▶ What is being asked:
Copy out exactly each line from the line with "Read all visible content and emit it as JSON." through the last line of the material below.

● ● ● ● ●

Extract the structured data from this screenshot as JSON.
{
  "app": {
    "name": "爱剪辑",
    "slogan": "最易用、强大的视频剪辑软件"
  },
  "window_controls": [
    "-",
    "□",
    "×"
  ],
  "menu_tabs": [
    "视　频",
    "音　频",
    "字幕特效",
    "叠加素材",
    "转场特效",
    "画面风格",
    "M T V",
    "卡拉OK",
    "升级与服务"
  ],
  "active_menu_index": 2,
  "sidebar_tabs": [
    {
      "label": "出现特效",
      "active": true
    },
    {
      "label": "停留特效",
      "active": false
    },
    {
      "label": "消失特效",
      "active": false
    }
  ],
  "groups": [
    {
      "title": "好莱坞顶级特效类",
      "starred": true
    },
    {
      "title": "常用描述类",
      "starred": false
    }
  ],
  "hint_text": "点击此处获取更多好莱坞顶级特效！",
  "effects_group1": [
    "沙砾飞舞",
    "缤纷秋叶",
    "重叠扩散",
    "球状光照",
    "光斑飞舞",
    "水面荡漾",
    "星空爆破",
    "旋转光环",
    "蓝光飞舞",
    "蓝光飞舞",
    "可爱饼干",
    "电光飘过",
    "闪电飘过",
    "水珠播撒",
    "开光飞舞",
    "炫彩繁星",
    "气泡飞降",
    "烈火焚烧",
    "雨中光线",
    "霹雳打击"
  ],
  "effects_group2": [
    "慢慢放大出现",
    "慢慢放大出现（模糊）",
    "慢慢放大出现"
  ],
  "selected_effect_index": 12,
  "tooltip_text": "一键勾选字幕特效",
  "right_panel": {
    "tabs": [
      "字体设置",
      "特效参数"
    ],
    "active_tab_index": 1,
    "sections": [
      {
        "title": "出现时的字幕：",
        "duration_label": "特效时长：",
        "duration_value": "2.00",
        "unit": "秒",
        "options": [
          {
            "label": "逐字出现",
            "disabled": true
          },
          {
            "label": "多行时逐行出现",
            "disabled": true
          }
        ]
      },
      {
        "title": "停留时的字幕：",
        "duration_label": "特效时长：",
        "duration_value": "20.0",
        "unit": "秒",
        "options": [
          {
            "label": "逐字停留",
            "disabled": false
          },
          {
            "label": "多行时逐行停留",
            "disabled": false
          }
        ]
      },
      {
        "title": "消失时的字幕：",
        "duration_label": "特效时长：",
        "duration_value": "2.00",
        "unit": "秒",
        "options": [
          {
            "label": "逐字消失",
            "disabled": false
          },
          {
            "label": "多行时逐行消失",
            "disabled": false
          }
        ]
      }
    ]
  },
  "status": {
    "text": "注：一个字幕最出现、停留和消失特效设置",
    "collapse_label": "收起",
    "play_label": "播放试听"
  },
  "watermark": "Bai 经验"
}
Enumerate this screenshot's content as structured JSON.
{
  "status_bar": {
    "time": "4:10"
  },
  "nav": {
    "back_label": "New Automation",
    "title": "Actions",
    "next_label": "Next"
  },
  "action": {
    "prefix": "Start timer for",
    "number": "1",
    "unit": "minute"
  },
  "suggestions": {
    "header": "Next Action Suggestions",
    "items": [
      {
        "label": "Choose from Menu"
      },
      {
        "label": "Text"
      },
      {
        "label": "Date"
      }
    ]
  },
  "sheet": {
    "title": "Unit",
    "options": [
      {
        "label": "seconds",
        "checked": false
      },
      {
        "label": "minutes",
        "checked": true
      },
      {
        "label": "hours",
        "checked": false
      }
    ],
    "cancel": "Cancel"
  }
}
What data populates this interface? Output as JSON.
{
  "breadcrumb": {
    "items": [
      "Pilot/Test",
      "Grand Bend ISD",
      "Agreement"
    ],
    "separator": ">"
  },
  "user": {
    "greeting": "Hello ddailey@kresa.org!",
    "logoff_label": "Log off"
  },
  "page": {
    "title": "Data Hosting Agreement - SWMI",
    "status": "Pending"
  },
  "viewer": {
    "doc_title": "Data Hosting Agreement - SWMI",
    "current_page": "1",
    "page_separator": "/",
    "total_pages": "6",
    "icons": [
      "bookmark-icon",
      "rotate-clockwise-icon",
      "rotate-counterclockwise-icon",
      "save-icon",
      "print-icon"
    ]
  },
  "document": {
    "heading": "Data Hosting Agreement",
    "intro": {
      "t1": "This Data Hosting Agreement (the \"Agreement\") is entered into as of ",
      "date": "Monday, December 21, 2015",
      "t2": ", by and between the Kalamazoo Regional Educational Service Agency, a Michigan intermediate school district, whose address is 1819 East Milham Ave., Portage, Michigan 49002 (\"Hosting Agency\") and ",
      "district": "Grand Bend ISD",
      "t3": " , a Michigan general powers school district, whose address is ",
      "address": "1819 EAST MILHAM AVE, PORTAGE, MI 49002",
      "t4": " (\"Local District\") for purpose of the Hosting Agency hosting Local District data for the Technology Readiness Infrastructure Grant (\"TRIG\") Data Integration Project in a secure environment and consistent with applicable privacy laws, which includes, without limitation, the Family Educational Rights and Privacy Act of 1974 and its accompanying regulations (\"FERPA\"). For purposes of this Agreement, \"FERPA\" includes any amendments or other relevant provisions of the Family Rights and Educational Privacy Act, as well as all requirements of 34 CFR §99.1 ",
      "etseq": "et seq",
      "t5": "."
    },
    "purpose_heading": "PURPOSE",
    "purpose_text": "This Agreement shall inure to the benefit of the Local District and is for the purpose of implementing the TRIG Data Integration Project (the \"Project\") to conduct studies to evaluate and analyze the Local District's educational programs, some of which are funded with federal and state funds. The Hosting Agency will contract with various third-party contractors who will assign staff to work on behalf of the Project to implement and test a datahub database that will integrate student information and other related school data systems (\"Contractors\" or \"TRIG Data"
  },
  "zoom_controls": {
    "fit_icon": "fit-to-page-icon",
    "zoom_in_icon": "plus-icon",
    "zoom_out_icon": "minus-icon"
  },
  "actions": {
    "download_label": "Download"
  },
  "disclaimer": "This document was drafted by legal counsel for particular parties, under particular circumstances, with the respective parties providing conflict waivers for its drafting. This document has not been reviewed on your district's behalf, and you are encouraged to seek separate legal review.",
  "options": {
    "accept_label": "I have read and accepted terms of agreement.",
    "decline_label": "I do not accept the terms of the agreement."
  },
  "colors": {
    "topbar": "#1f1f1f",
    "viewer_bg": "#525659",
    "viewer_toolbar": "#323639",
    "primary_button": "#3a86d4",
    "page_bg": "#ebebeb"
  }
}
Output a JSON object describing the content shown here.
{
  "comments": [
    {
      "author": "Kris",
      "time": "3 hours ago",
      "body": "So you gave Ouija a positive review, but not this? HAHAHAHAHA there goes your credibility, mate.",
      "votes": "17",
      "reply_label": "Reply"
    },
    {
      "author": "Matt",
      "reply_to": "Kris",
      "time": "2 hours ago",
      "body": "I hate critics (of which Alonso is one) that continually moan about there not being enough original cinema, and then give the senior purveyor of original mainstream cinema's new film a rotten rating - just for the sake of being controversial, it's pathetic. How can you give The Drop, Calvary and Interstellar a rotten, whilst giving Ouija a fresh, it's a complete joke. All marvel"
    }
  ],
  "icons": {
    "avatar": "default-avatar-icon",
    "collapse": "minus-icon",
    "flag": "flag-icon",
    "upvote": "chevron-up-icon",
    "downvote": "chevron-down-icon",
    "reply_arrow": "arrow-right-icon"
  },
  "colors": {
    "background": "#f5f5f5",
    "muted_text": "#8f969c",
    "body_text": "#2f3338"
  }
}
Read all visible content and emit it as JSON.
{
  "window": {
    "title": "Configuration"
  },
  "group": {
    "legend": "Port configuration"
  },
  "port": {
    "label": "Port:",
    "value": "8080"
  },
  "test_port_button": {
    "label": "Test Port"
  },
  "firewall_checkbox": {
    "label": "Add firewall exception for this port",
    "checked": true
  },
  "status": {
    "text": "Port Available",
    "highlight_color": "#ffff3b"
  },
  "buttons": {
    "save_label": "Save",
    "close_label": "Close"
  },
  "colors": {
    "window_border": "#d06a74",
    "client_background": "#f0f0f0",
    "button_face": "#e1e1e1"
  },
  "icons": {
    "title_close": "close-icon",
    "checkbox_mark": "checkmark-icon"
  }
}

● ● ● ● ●

▶ Answer box:
Read all visible content and emit it as JSON.
{
  "window": {
    "title": "Configuration"
  },
  "group": {
    "legend": "Port configuration"
  },
  "port": {
    "label": "Port:",
    "value": "8080"
  },
  "test_port_button": {
    "label": "Test Port"
  },
  "firewall_checkbox": {
    "label": "Add firewall exception for this port",
    "checked": true
  },
  "status": {
    "text": "Port Available",
    "highlight_color": "#ffff3b"
  },
  "buttons": {
    "save_label": "Save",
    "close_label": "Close"
  },
  "colors": {
    "window_border": "#d06a74",
    "client_background": "#f0f0f0",
    "button_face": "#e1e1e1"
  },
  "icons": {
    "title_close": "close-icon",
    "checkbox_mark": "checkmark-icon"
  }
}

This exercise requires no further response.